Agilum Releases RWD Inpatient Mortality Rate Analytics by Age and Gender

Updated June 30, 2020

Agilum first began publishing RWD on COVID-19 hospital admissions on April 7, 2020. The real-world data (RWD) were refreshed daily and showed notable differences in survival rates and ALOS across recognized drug treatment regimens. This analysis was presumptive in nature and sought to produce RWD in near-real-time to advance the care and treatment of these patients.

As the rate of COVID-19 hospital admissions slows, Agilum will sunset the daily reports and continue to support our customers by providing real-world data and real-world evidence to help improve patient outcomes. 

 

By: William D. Kirsh, DO, MPH, CMIO, Agilum Healthcare Intelligence, Inc. and
Travis J. Leonardi, RPh, C.P., CEO of Agilum Healthcare Intelligence, Inc.

 

Through its Comparative Rapid Cycle Analytics™ (CRCA™) solution, Agilum Healthcare Intelligence seeks to leverage its comprehensive, longitudinal patient database to deliver updates on current and new treatment regimens – providing greater transparency into the resulting outcomes for various cohorts of COVID-19 patients. This data supports more detailed observations into the mortality rate by age and gender for COVID-19 patients with and without comorbid conditions (determined by a pulmonary and/or cardiac diagnosis within the past 12 calendar months). Observations are based on:

  • Real-world data (RWD) from inpatient care including drug dispensation data
  • A representative sampling of patients in hospitals across the United States
  • Dynamic, real-time, continuously updated information

With the rapidly evolving incidence of COVID-19, this report will be refreshed regularly to show near real-time trends of patient outcomes based on specific drug treatment regimens.

COVID-19 Nationwide Real-World Data (RWD) Inpatient Drug Regimen Analysis:
Patient Mortality Rate Risk Factors Analysis

Background

Publicly reported information about COVID-19 has suggested patients vary greatly in their response to the disease. While some patients may display symptoms of a mild cold, or perhaps no symptoms at all, others require hospitalization, including potential ventilation treatments and/or death from the disease. The RWD contained herein seeks to provide basic evidence as to role patient age and gender play in predicting mortality from a hospital admission due to COVID-19.

Objective

By leveraging Agilum’s Comparative Rapid Cycle Analytics™ (CRCA™) platform, Agilum has written protocols to analyze real-world data (RWD) from the inpatient care setting taking place in hospitals nationwide treating patients with COVID-19. The data and graphics contained herein were constructed using RWD to create an analytical approach, as opposed to a clinical study such as a randomized control trial. In doing so, we seek to advance the rapidly evolving body of knowledge pertaining to the care and treatment of patients with COVID-19 using near real-time longitudinal patient data. The data will be updated and republished continuously as available.
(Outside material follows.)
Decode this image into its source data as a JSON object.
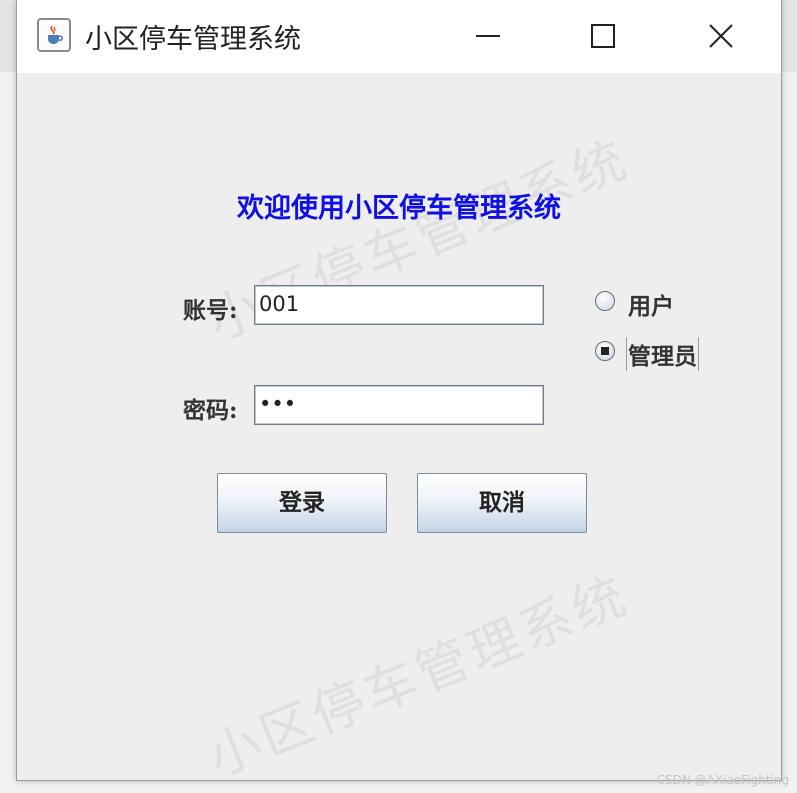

Methodology

  • Examined the profiles of patients admitted to hospitals from March 1, 2020 through yesterday for treatment of COVID-19 as defined by the use of certain drug treatment regimens outlined in the Nationwide COVID-19 Real-World Data Survival Rate Analytics report.
  • Analyzed patient age and gender data to determine whether each variable represented an independent risk factor for mortality.
  • Analyzed the relationship between patient age and gender to determine if interaction between the variables contributed significantly to explaining variance in mortality.

 

Observations

  • Patient age and gender have an independent, significant association with mortality (p<0.001 for the main effects of both variables) among the hospitalized COVID-19 population.
  • Older patients are at greater risk of death than are younger patients, and men are at greater risk of death than women.
    But, again, these risks are independent of one another.
  • The interaction of these two factors, however, was not a statistically significant contributor to explaining the variance in mortality, i.e., the strength of the association between gender and mortality did not change reliably across age tiers, as demonstrated by the nearly parallel paths of the lines describing the association of age and mortality.

Disclaimer

  • Based on observation of real-world data analytics, not a clinical study or trial.
  • This information is for observational purposes only and is not a recommendation, endorsement or advice as to any medical or therapeutic treatment option. We advise readers to consult with medical professionals and public health authorities regarding treatment of any COVID-19 infection.
  • The information is subject to change without notice. The information is solely based on data received.
  • All product names and trademarks are the property of their respective owners.

To download the final PDF of this analysis, simply fill out the form below. For more information about this analysis or Agilum Healthcare Intelligence solutions, please call 877.AGLMHCI (245.6424).